(GOAL OF THE EXERCISE): Without the pictures, set down exactly the lines from the one that contains "Enumerate this screenshot's" to the end of the entries, both included, and nothing besides.
(MATERIALS PROVIDED begins)
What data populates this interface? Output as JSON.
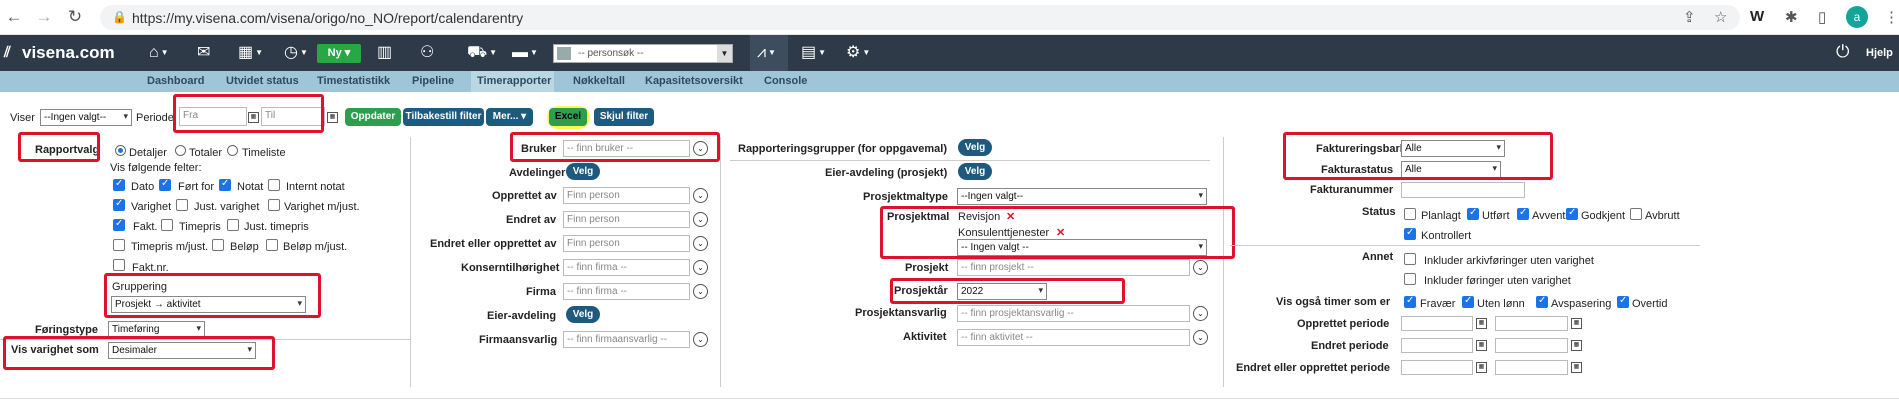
{
  "browser": {
    "url": "https://my.visena.com/visena/origo/no_NO/report/calendarentry",
    "avatar_letter": "a"
  },
  "header": {
    "logo": "visena.com",
    "ny_label": "Ny",
    "person_search": "-- personsøk --",
    "help": "Hjelp"
  },
  "tabs": [
    "Dashboard",
    "Utvidet status",
    "Timestatistikk",
    "Pipeline",
    "Timerapporter",
    "Nøkkeltall",
    "Kapasitetsoversikt",
    "Console"
  ],
  "toolbar": {
    "viser_label": "Viser",
    "viser_value": "--Ingen valgt--",
    "periode_label": "Periode",
    "fra_placeholder": "Fra",
    "til_placeholder": "Til",
    "oppdater": "Oppdater",
    "tilbakestill": "Tilbakestill filter",
    "mer": "Mer...",
    "excel": "Excel",
    "skjul": "Skjul filter"
  },
  "col1": {
    "rapportvalg": "Rapportvalg",
    "radio_detaljer": "Detaljer",
    "radio_totaler": "Totaler",
    "radio_timeliste": "Timeliste",
    "vis_folgende": "Vis følgende felter:",
    "fields": {
      "dato": "Dato",
      "fort_for": "Ført for",
      "notat": "Notat",
      "internt_notat": "Internt notat",
      "varighet": "Varighet",
      "just_varighet": "Just. varighet",
      "varighet_mjust": "Varighet m/just.",
      "fakt": "Fakt.",
      "timepris": "Timepris",
      "just_timepris": "Just. timepris",
      "timepris_mjust": "Timepris m/just.",
      "belop": "Beløp",
      "belop_mjust": "Beløp m/just.",
      "fakt_nr": "Fakt.nr."
    },
    "gruppering_label": "Gruppering",
    "gruppering_value": "Prosjekt → aktivitet",
    "foringstype_label": "Føringstype",
    "foringstype_value": "Timeføring",
    "vis_varighet_label": "Vis varighet som",
    "vis_varighet_value": "Desimaler"
  },
  "col2": {
    "bruker": "Bruker",
    "bruker_placeholder": "-- finn bruker --",
    "avdelinger": "Avdelinger",
    "velg": "Velg",
    "opprettet_av": "Opprettet av",
    "endret_av": "Endret av",
    "endret_eller_opprettet_av": "Endret eller opprettet av",
    "finn_person": "Finn person",
    "konsernt": "Konserntilhørighet",
    "finn_firma": "-- finn firma --",
    "firma": "Firma",
    "eier_avdeling": "Eier-avdeling",
    "firmaansvarlig": "Firmaansvarlig",
    "finn_firmaansvarlig": "-- finn firmaansvarlig --"
  },
  "col3": {
    "rapporteringsgrupper": "Rapporteringsgrupper (for oppgavemal)",
    "eier_avd_prosjekt": "Eier-avdeling (prosjekt)",
    "prosjektmaltype": "Prosjektmaltype",
    "ingen_valgt": "--Ingen valgt--",
    "prosjektmal": "Prosjektmal",
    "mal_items": [
      "Revisjon",
      "Konsulenttjenester"
    ],
    "mal_select": "-- Ingen valgt --",
    "prosjekt": "Prosjekt",
    "finn_prosjekt": "-- finn prosjekt --",
    "prosjektar": "Prosjektår",
    "prosjektar_value": "2022",
    "prosjektansvarlig": "Prosjektansvarlig",
    "finn_prosjektansvarlig": "-- finn prosjektansvarlig --",
    "aktivitet": "Aktivitet",
    "finn_aktivitet": "-- finn aktivitet --"
  },
  "col4": {
    "faktureringsbarhet": "Faktureringsbarhet",
    "faktureringsbarhet_value": "Alle",
    "fakturastatus": "Fakturastatus",
    "fakturastatus_value": "Alle",
    "fakturanummer": "Fakturanummer",
    "status": "Status",
    "status_items": {
      "planlagt": "Planlagt",
      "utfort": "Utført",
      "avvent": "Avvent",
      "godkjent": "Godkjent",
      "avbrutt": "Avbrutt",
      "kontrollert": "Kontrollert"
    },
    "annet": "Annet",
    "annet_1": "Inkluder arkivføringer uten varighet",
    "annet_2": "Inkluder føringer uten varighet",
    "vis_ogsa": "Vis også timer som er",
    "vis_items": {
      "fravar": "Fravær",
      "uten_lonn": "Uten lønn",
      "avspasering": "Avspasering",
      "overtid": "Overtid"
    },
    "opprettet_periode": "Opprettet periode",
    "endret_periode": "Endret periode",
    "endret_eller_opprettet_periode": "Endret eller opprettet periode"
  }
}
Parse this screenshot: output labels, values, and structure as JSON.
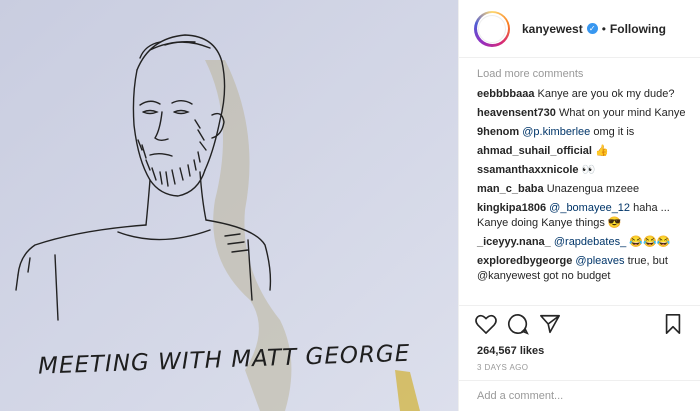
{
  "post": {
    "username": "kanyewest",
    "follow_status": "Following",
    "dot": "•",
    "verified_mark": "✓",
    "image_caption_drawn": "MEETING WITH MATT GEORGE"
  },
  "comments_panel": {
    "load_more": "Load more comments",
    "comments": [
      {
        "user": "eebbbbaaa",
        "mention": "",
        "text": "Kanye are you ok my dude?",
        "emoji": ""
      },
      {
        "user": "heavensent730",
        "mention": "",
        "text": "What on your mind Kanye",
        "emoji": ""
      },
      {
        "user": "9henom",
        "mention": "@p.kimberlee",
        "text": "omg it is",
        "emoji": ""
      },
      {
        "user": "ahmad_suhail_official",
        "mention": "",
        "text": "",
        "emoji": "👍"
      },
      {
        "user": "ssamanthaxxnicole",
        "mention": "",
        "text": "",
        "emoji": "👀"
      },
      {
        "user": "man_c_baba",
        "mention": "",
        "text": "Unazengua mzeee",
        "emoji": ""
      },
      {
        "user": "kingkipa1806",
        "mention": "@_bomayee_12",
        "text": "haha ... Kanye doing Kanye things",
        "emoji": "😎"
      },
      {
        "user": "_iceyyy.nana_",
        "mention": "@rapdebates_",
        "text": "",
        "emoji": "😂😂😂"
      },
      {
        "user": "exploredbygeorge",
        "mention": "@pleaves",
        "text": "true, but @kanyewest got no budget",
        "emoji": ""
      }
    ]
  },
  "actions": {
    "like_icon": "heart-icon",
    "comment_icon": "speech-bubble-icon",
    "share_icon": "paper-plane-icon",
    "save_icon": "bookmark-icon"
  },
  "likes": "264,567 likes",
  "time_ago": "3 DAYS AGO",
  "add_comment_placeholder": "Add a comment..."
}
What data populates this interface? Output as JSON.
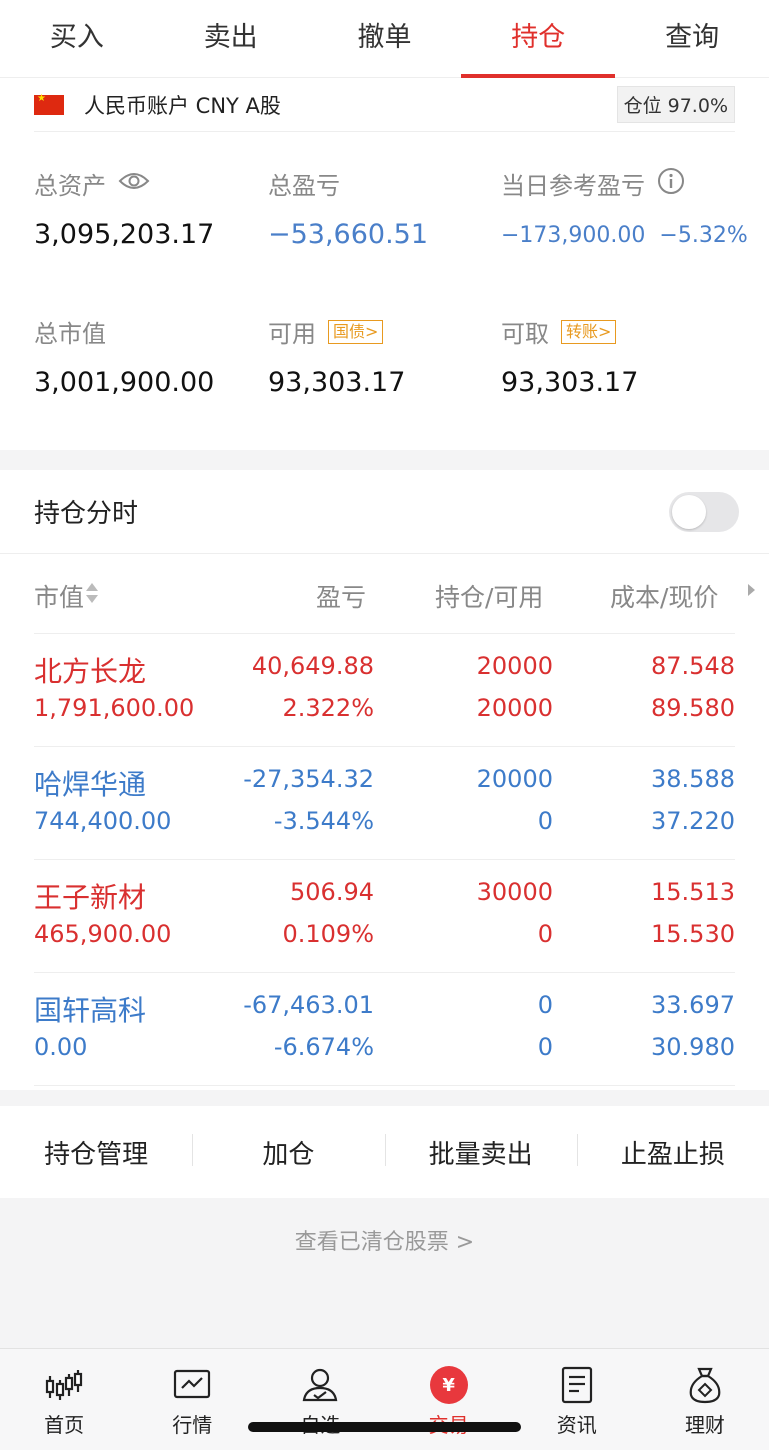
{
  "tabs": [
    {
      "label": "买入",
      "active": false
    },
    {
      "label": "卖出",
      "active": false
    },
    {
      "label": "撤单",
      "active": false
    },
    {
      "label": "持仓",
      "active": true
    },
    {
      "label": "查询",
      "active": false
    }
  ],
  "account": {
    "name": "人民币账户 CNY A股",
    "position_ratio": "仓位 97.0%",
    "total_assets_label": "总资产",
    "total_assets": "3,095,203.17",
    "total_pl_label": "总盈亏",
    "total_pl": "−53,660.51",
    "daily_pl_label": "当日参考盈亏",
    "daily_pl": "−173,900.00",
    "daily_pl_pct": "−5.32%",
    "market_value_label": "总市值",
    "market_value": "3,001,900.00",
    "available_label": "可用",
    "available_tag": "国债>",
    "available": "93,303.17",
    "withdrawable_label": "可取",
    "withdrawable_tag": "转账>",
    "withdrawable": "93,303.17"
  },
  "positions": {
    "intraday_label": "持仓分时",
    "intraday_enabled": false,
    "headers": {
      "market_value": "市值",
      "pl": "盈亏",
      "holding": "持仓/可用",
      "cost": "成本/现价"
    },
    "rows": [
      {
        "name": "北方长龙",
        "market_value": "1,791,600.00",
        "pl": "40,649.88",
        "pl_pct": "2.322%",
        "holding": "20000",
        "available": "20000",
        "cost": "87.548",
        "price": "89.580",
        "color": "red"
      },
      {
        "name": "哈焊华通",
        "market_value": "744,400.00",
        "pl": "-27,354.32",
        "pl_pct": "-3.544%",
        "holding": "20000",
        "available": "0",
        "cost": "38.588",
        "price": "37.220",
        "color": "blue"
      },
      {
        "name": "王子新材",
        "market_value": "465,900.00",
        "pl": "506.94",
        "pl_pct": "0.109%",
        "holding": "30000",
        "available": "0",
        "cost": "15.513",
        "price": "15.530",
        "color": "red"
      },
      {
        "name": "国轩高科",
        "market_value": "0.00",
        "pl": "-67,463.01",
        "pl_pct": "-6.674%",
        "holding": "0",
        "available": "0",
        "cost": "33.697",
        "price": "30.980",
        "color": "blue"
      }
    ]
  },
  "actions": [
    "持仓管理",
    "加仓",
    "批量卖出",
    "止盈止损"
  ],
  "cleared_link": "查看已清仓股票 >",
  "bottom_nav": [
    {
      "label": "首页",
      "icon": "candlestick-icon",
      "active": false
    },
    {
      "label": "行情",
      "icon": "chart-icon",
      "active": false
    },
    {
      "label": "自选",
      "icon": "user-icon",
      "active": false
    },
    {
      "label": "交易",
      "icon": "yuan-icon",
      "active": true
    },
    {
      "label": "资讯",
      "icon": "document-icon",
      "active": false
    },
    {
      "label": "理财",
      "icon": "money-bag-icon",
      "active": false
    }
  ],
  "icons": {
    "yuan_symbol": "¥"
  },
  "colors": {
    "accent": "#e0302c",
    "up": "#d93030",
    "down": "#3d7bc9",
    "tag": "#e89a20"
  }
}
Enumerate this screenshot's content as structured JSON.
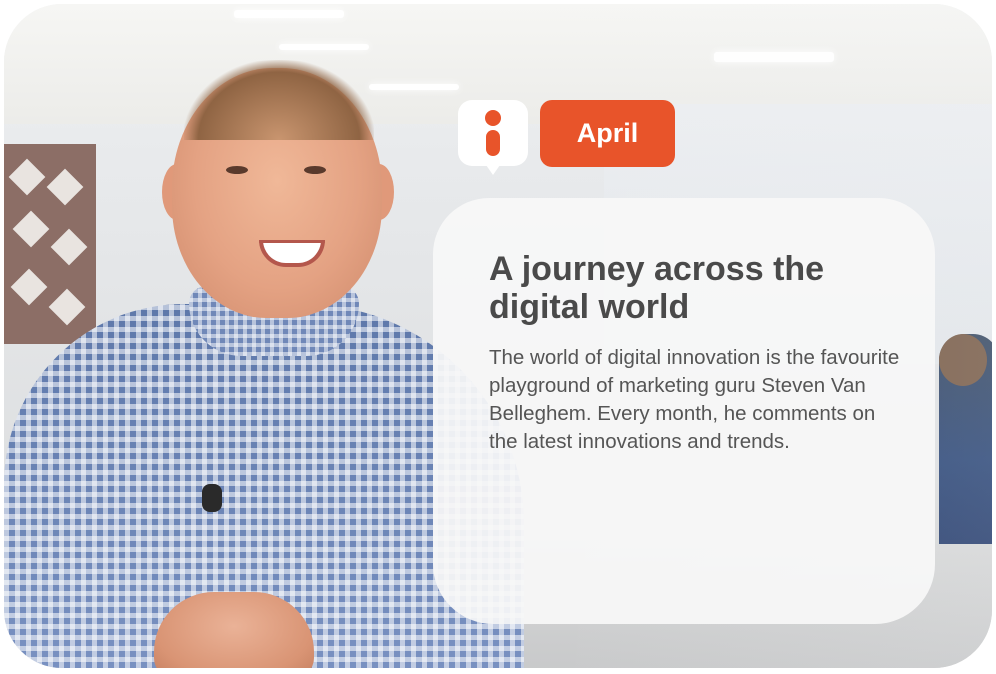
{
  "badge": {
    "icon": "info-icon",
    "accent_color": "#e8542a"
  },
  "month": {
    "label": "April"
  },
  "article": {
    "headline": "A journey across the digital world",
    "body": "The world of digital innovation is the favourite playground of marketing guru Steven Van Belleghem. Every month, he comments on the latest innovations and trends."
  },
  "colors": {
    "card_background": "#f8f8f8",
    "headline_text": "#4a4a4a",
    "body_text": "#555555"
  }
}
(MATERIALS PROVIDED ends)
(ANSWER BOX):
Enumerate this screenshot's content as structured JSON.
{
  "badge": {
    "icon": "info-icon",
    "accent_color": "#e8542a"
  },
  "month": {
    "label": "April"
  },
  "article": {
    "headline": "A journey across the digital world",
    "body": "The world of digital innovation is the favourite playground of marketing guru Steven Van Belleghem. Every month, he comments on the latest innovations and trends."
  },
  "colors": {
    "card_background": "#f8f8f8",
    "headline_text": "#4a4a4a",
    "body_text": "#555555"
  }
}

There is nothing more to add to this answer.